• _What you have to do_
The full set of entries is to be returned word for word.

• _Records provided_
::::

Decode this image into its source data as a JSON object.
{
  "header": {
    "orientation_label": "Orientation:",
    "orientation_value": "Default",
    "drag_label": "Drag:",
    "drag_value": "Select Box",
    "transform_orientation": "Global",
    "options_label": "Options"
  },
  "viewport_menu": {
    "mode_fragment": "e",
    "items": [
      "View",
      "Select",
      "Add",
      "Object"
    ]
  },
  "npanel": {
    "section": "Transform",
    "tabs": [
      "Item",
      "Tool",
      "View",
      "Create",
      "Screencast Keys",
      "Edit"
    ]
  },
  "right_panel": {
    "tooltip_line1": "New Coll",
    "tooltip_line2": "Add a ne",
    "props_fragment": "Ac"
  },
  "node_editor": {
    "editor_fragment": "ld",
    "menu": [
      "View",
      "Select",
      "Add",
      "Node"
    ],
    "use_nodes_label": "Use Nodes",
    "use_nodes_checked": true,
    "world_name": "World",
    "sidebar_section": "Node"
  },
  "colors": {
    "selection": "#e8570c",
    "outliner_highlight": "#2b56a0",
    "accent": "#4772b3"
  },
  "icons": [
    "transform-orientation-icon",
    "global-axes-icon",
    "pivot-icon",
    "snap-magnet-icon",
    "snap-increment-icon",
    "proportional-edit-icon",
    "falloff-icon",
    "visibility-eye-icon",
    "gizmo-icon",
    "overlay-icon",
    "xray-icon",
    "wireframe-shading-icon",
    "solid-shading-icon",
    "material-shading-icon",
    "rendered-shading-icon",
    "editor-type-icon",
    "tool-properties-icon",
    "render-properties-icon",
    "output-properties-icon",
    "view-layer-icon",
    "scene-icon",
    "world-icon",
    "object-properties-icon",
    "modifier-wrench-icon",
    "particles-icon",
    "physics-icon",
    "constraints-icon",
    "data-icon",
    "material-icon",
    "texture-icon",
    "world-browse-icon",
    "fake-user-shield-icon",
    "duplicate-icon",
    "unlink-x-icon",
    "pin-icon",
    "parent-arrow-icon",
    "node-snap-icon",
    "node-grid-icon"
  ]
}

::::

• _Exercise solution_
Decode this image into its source data as a JSON object.
{
  "header": {
    "orientation_label": "Orientation:",
    "orientation_value": "Default",
    "drag_label": "Drag:",
    "drag_value": "Select Box",
    "transform_orientation": "Global",
    "options_label": "Options"
  },
  "viewport_menu": {
    "mode_fragment": "e",
    "items": [
      "View",
      "Select",
      "Add",
      "Object"
    ]
  },
  "npanel": {
    "section": "Transform",
    "tabs": [
      "Item",
      "Tool",
      "View",
      "Create",
      "Screencast Keys",
      "Edit"
    ]
  },
  "right_panel": {
    "tooltip_line1": "New Coll",
    "tooltip_line2": "Add a ne",
    "props_fragment": "Ac"
  },
  "node_editor": {
    "editor_fragment": "ld",
    "menu": [
      "View",
      "Select",
      "Add",
      "Node"
    ],
    "use_nodes_label": "Use Nodes",
    "use_nodes_checked": true,
    "world_name": "World",
    "sidebar_section": "Node"
  },
  "colors": {
    "selection": "#e8570c",
    "outliner_highlight": "#2b56a0",
    "accent": "#4772b3"
  },
  "icons": [
    "transform-orientation-icon",
    "global-axes-icon",
    "pivot-icon",
    "snap-magnet-icon",
    "snap-increment-icon",
    "proportional-edit-icon",
    "falloff-icon",
    "visibility-eye-icon",
    "gizmo-icon",
    "overlay-icon",
    "xray-icon",
    "wireframe-shading-icon",
    "solid-shading-icon",
    "material-shading-icon",
    "rendered-shading-icon",
    "editor-type-icon",
    "tool-properties-icon",
    "render-properties-icon",
    "output-properties-icon",
    "view-layer-icon",
    "scene-icon",
    "world-icon",
    "object-properties-icon",
    "modifier-wrench-icon",
    "particles-icon",
    "physics-icon",
    "constraints-icon",
    "data-icon",
    "material-icon",
    "texture-icon",
    "world-browse-icon",
    "fake-user-shield-icon",
    "duplicate-icon",
    "unlink-x-icon",
    "pin-icon",
    "parent-arrow-icon",
    "node-snap-icon",
    "node-grid-icon"
  ]
}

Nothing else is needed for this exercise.